“Some Latin American countries have been exerting pressure, and the idea that Washington only makes demands and the region must comply is beginning to change.

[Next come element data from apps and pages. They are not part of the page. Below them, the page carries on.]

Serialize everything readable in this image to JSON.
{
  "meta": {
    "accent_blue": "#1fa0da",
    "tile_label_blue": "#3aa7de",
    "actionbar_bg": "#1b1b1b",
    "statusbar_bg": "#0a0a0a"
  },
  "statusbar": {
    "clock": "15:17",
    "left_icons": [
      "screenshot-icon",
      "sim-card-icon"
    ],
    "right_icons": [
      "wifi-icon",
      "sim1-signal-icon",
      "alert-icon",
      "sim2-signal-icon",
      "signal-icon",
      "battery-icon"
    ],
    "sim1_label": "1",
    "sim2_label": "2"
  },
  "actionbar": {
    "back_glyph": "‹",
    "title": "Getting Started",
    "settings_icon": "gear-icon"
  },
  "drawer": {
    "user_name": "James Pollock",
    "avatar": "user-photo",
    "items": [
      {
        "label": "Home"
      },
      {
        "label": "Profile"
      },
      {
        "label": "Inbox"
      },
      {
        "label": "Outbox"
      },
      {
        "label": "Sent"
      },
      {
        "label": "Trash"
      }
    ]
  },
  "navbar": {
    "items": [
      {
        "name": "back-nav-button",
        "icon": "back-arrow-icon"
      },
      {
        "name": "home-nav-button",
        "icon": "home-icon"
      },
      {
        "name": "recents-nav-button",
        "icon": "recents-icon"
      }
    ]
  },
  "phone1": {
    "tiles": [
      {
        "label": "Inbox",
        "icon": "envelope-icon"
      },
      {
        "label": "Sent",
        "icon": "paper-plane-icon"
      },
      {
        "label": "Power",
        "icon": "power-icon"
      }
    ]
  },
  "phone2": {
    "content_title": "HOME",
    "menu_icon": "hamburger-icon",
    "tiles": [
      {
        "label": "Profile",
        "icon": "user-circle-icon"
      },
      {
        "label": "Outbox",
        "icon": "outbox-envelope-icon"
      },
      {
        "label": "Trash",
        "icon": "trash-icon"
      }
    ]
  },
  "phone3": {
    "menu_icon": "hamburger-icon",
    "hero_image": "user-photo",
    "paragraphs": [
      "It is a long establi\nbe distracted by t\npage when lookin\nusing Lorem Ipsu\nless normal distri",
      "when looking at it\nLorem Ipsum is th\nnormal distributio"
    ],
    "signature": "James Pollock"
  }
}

I think there have been developments since the arrival of (U.S. President Barack) Obama, in the sense that there is more self-criticism,” Asturias said.
David Martínez-Amador, an expert with Proyecto Criminova in Mexico, which publishes academic papers on criminology, said that the health approach “has been put on the table.” But he criticised the fact that concrete policies, and sanctions against the use of armies in the war on drugs, have not been agreed.
“Like most of these forums, it ends with motivational speeches, hoping for discussions to continue while waiting for the extraordinary meeting; it’s a waste of time,” Martínez-Amador told IPS.
Several countries are taking steps to implement regulatory frameworks to legalise production of marijuana, including Argentina, Spain, Portugal, and in particular Uruguay, where parliament, at the behest of the leftwing Broad Front government, is debating a bill to legalise and regulate the sale of marijuana.
“This forum is just that, a forum, but when the doors close, each country has to blaze its own trail,” said the Mexican expert.
Turning the page
Guatemalan President Otto Pérez Molina, the host of this week’s OAS Assembly, proposed legalising drugs in early 2012, to shocked reactions.
During his election campaign he had said he was opposed to the idea, and days after he took office on Jan. 14, 2012, the government created a special agency to fight drug trafficking headed by its own drugs tsar, and confirmed that the Kaibil Commando, an elite army unit accused of the worst human rights violations during the 1960-1996 internal armed conflict, would lead the drug war.
No one, not even members of his own cabinet, could foresee that just one month later the retired general, who campaigned for the presidency on promises of coming down hard on crime, would declare that the time had come to consider decriminalisation as a possible solution to the rising tide of drug-related violence.
In April 2012, he tabled the issue again at the Summit of the Americas in Cartagena, Colombia, although the United States responded negatively.
Several hypotheses have been put forward as to why Pérez Molina is defending the legalisation of drugs.
The British weekly newspaper The Economist speculated that the Guatemalan president was trying to get more funds from the United States, while Natalie Kitroeff, a researcher for the New York-based Council on Foreign Relations think tank, said he was exerting pressure to lift the arms embargo imposed in 1978 on Guatemala due to human rights abuses committed during the civil war.
“The president is motivated by his image. (Pérez Molina) wants to be seen internationally as someone committed to democracy, not tainted by the past,” Asturias said.
The OAS summit is an opportunity for him to “turn the page” after the controversial trial of former dictator Efraín Ríos Montt, in which a witness directly implicated Pérez Molina of having participated in massacres in the highland department (province) of Quiché while commanding the Gumarcaj Task Force, Asturias said.